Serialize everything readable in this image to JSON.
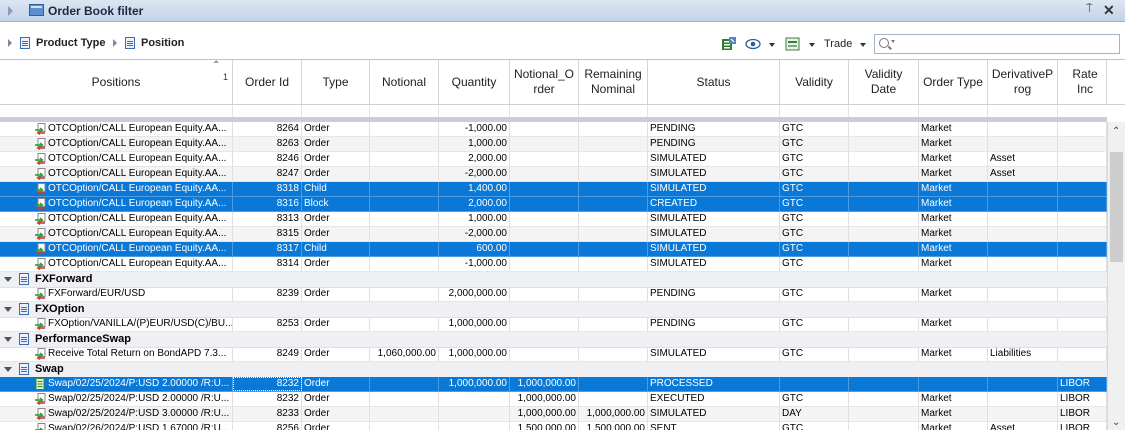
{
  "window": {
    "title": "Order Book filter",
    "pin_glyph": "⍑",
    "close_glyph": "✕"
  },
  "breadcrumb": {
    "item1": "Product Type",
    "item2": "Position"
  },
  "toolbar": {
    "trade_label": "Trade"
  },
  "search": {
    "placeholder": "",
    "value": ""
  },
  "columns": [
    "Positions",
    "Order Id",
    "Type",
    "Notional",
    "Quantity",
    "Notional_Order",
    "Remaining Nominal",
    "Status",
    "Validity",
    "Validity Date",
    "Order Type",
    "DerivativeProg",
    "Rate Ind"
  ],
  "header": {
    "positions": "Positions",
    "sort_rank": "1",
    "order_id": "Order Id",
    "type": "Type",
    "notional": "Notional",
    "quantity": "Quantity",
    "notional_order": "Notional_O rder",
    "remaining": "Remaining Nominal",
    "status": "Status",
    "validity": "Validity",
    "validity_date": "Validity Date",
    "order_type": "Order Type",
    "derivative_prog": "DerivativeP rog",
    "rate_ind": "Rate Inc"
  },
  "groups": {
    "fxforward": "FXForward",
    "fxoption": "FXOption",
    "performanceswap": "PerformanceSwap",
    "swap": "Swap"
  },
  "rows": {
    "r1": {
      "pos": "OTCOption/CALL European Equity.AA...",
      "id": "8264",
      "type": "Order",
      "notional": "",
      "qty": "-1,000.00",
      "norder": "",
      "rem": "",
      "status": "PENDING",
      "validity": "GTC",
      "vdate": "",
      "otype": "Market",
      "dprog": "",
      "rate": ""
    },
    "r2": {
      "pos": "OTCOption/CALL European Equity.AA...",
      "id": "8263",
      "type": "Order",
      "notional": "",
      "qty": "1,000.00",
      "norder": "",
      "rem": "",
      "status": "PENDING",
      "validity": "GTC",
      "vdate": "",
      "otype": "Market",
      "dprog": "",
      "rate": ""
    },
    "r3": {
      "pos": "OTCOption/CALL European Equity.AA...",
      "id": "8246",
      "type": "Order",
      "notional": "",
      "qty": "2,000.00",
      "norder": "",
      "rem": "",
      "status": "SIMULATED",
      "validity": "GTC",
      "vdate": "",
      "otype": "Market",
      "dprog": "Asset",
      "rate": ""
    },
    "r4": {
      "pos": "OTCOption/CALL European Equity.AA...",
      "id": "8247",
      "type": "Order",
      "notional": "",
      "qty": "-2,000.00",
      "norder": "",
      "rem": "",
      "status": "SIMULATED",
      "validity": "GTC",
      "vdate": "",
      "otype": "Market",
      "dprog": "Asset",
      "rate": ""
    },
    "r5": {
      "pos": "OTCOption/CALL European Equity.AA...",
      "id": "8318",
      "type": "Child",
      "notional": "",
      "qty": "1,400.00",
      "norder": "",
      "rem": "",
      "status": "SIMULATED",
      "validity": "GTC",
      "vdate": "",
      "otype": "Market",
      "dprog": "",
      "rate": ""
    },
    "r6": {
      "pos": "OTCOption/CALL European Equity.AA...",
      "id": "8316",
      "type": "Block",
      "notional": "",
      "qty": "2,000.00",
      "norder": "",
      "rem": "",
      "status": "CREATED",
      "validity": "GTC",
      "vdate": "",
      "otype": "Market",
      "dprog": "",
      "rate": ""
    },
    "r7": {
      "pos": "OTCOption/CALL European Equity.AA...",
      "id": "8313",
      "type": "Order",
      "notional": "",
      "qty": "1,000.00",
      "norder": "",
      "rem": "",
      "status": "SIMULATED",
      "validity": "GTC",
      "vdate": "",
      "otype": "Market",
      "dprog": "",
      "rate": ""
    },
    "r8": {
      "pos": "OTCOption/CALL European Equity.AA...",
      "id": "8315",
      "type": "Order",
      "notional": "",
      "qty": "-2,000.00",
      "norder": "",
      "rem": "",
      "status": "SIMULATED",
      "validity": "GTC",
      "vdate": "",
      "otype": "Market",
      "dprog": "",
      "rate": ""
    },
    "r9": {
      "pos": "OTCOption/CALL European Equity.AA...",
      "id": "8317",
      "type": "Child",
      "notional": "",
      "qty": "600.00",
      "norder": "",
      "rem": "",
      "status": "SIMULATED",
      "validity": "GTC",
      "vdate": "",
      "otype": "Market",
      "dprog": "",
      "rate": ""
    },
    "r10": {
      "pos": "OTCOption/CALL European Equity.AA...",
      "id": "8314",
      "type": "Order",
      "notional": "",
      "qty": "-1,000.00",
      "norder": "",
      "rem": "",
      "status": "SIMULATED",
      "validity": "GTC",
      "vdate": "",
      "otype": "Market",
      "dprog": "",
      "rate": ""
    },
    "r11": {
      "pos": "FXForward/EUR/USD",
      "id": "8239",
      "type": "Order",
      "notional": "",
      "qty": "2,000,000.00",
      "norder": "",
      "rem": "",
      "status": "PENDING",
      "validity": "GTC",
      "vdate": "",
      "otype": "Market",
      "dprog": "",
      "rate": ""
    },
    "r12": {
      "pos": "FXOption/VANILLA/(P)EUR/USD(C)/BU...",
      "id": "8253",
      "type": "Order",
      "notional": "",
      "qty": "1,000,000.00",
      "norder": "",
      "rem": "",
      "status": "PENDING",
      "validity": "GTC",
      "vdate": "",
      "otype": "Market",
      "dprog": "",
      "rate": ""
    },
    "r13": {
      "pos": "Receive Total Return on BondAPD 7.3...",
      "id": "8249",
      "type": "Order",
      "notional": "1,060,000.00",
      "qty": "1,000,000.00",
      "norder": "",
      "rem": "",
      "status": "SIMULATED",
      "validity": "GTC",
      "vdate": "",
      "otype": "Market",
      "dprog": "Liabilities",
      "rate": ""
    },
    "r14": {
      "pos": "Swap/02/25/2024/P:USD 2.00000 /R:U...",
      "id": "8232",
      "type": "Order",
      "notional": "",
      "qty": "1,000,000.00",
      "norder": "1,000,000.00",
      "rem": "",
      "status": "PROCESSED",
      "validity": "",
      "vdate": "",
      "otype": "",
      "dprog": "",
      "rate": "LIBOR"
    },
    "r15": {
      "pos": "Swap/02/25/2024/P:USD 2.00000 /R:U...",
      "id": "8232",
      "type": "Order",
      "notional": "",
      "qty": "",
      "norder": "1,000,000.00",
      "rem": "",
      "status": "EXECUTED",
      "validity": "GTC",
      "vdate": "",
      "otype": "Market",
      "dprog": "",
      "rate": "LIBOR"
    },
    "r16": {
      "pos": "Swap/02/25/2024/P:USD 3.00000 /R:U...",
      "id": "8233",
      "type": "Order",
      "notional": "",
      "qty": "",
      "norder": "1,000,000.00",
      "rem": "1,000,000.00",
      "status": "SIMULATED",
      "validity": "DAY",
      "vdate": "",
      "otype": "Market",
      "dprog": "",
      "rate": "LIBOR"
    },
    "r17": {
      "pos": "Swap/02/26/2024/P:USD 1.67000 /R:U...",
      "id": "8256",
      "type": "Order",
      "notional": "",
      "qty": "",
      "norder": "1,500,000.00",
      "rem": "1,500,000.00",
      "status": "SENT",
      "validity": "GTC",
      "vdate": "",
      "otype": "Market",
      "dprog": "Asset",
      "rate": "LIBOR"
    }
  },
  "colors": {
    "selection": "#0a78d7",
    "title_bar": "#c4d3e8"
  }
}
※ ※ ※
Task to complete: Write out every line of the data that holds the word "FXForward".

Exercise answer:
    "fxforward": "FXForward",
      "pos": "FXForward/EUR/USD",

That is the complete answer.